To stop fight, Mormon bishop draws trusty samurai sword
Kent Hendrix, a fourth-degree black belt and instructor in the Kishindo form of martial arts, grabbed a Samurai sword after his son told him that a woman was being mugged outside his home.
Los Angeles Times
An intruder picked the wrong neighborhood for a confrontation last week in Salt Lake City, Utah. He came face to face with a Mormon bishop wielding a Samurai sword.

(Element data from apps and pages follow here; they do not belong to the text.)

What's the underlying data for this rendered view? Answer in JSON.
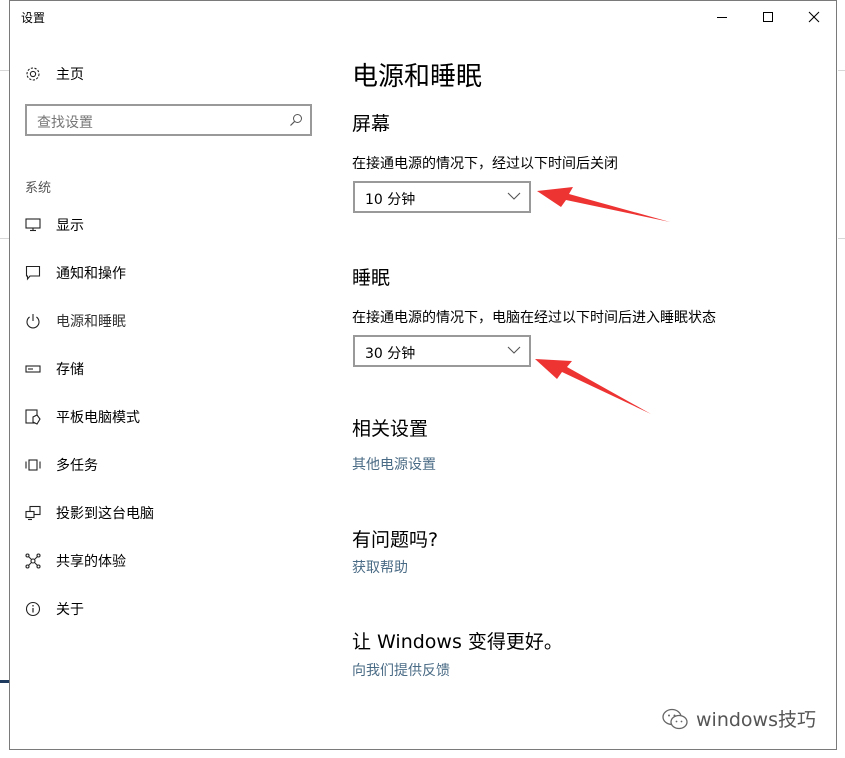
{
  "window": {
    "title": "设置",
    "controls": {
      "minimize_icon": "minimize-icon",
      "maximize_icon": "maximize-icon",
      "close_icon": "close-icon"
    }
  },
  "sidebar": {
    "home": {
      "icon": "gear-icon",
      "label": "主页"
    },
    "search": {
      "placeholder": "查找设置",
      "icon": "search-icon"
    },
    "section": "系统",
    "items": [
      {
        "icon": "display-icon",
        "label": "显示",
        "selected": false
      },
      {
        "icon": "notification-icon",
        "label": "通知和操作",
        "selected": false
      },
      {
        "icon": "power-icon",
        "label": "电源和睡眠",
        "selected": true
      },
      {
        "icon": "storage-icon",
        "label": "存储",
        "selected": false
      },
      {
        "icon": "tablet-mode-icon",
        "label": "平板电脑模式",
        "selected": false
      },
      {
        "icon": "multitasking-icon",
        "label": "多任务",
        "selected": false
      },
      {
        "icon": "project-icon",
        "label": "投影到这台电脑",
        "selected": false
      },
      {
        "icon": "shared-experience-icon",
        "label": "共享的体验",
        "selected": false
      },
      {
        "icon": "info-icon",
        "label": "关于",
        "selected": false
      }
    ]
  },
  "main": {
    "title": "电源和睡眠",
    "screen": {
      "heading": "屏幕",
      "description": "在接通电源的情况下，经过以下时间后关闭",
      "selected_value": "10 分钟"
    },
    "sleep": {
      "heading": "睡眠",
      "description": "在接通电源的情况下，电脑在经过以下时间后进入睡眠状态",
      "selected_value": "30 分钟"
    },
    "related": {
      "heading": "相关设置",
      "link": "其他电源设置"
    },
    "help": {
      "heading": "有问题吗?",
      "link": "获取帮助"
    },
    "feedback": {
      "heading": "让 Windows 变得更好。",
      "link": "向我们提供反馈"
    }
  },
  "colors": {
    "link": "#4a6b85",
    "annotation_arrow": "#ee3333",
    "border": "#999999"
  },
  "watermark": {
    "icon": "wechat-icon",
    "text": "windows技巧"
  }
}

Kent Hendrix’s teenage son pounded on his bedroom door, telling him somebody was being mugged in front of their house. Hendrix, a fourth-degree black belt and instructor in the Kishindo form of martial arts, grabbed the closest weapon — a 29-inch high-carbon steel sword — and went to investigate.
As his son called 911 on Tuesday, Hendrix, 47, who is a Mormon bishop, said he came upon a fight between a woman and a man. He raised his weapon and told the man to get on the ground.
“His eyes just got huge, as big as saucers,” the father of six said in an interview. “I drew on him and he backpedaled and he jumped into the ivy, saying, ‘I’m leaving! I’m leaving! I’m leaving!’ I don’t think he’s ever had anyone draw a sword on him before.”
The suspect ran. But Hendrix, who said he’s collected martial-arts weapons for 30 years, gave chase. Even though he was barefoot.
Not far away, the man dropped his ChapStick as he reached for his car keys, Hendrix recalled.
“He stopped and for a moment I could see him thinking, ‘Do I grab my ChapStick?’ ”
The man jumped into his car, with the barefoot bishop still in pursuit.
“I was so mad,” Hendrix said. “I didn’t want him to think that he had won. I teach my female students in my classes that it’s best to preserve evidence. So I yelled at him, ‘I’ve got your DNA and I’ve got your license plate. You are so done.’ ”
The suspect, Grant Eggersten, 37, turned himself in to police an hour later and was booked on charges of robbery, attempted burglary, trespassing and violation of a stalking injunction.
Hendrix, who works as a pharmaceutical statistician, was one of several people who came to the aid of the woman, who lives in the neighborhood.
The bishop for the Church of Jesus Christ of Latter-day Saints said it was the first time in 30 years of practicing martial arts that he’s used the sword. “I’ve trained with this weapon for years, and this was the first time I really needed it,” he said. “Some people have their bats — I have my sword.”
He paused. “I’m actually glad I didn’t have to swing on him,” he said. “He jumped in the right direction. But if I had, I wouldn’t have swung to chop anything off, but to cut. ... Anything to keep him from re-engaging with my neighbor.”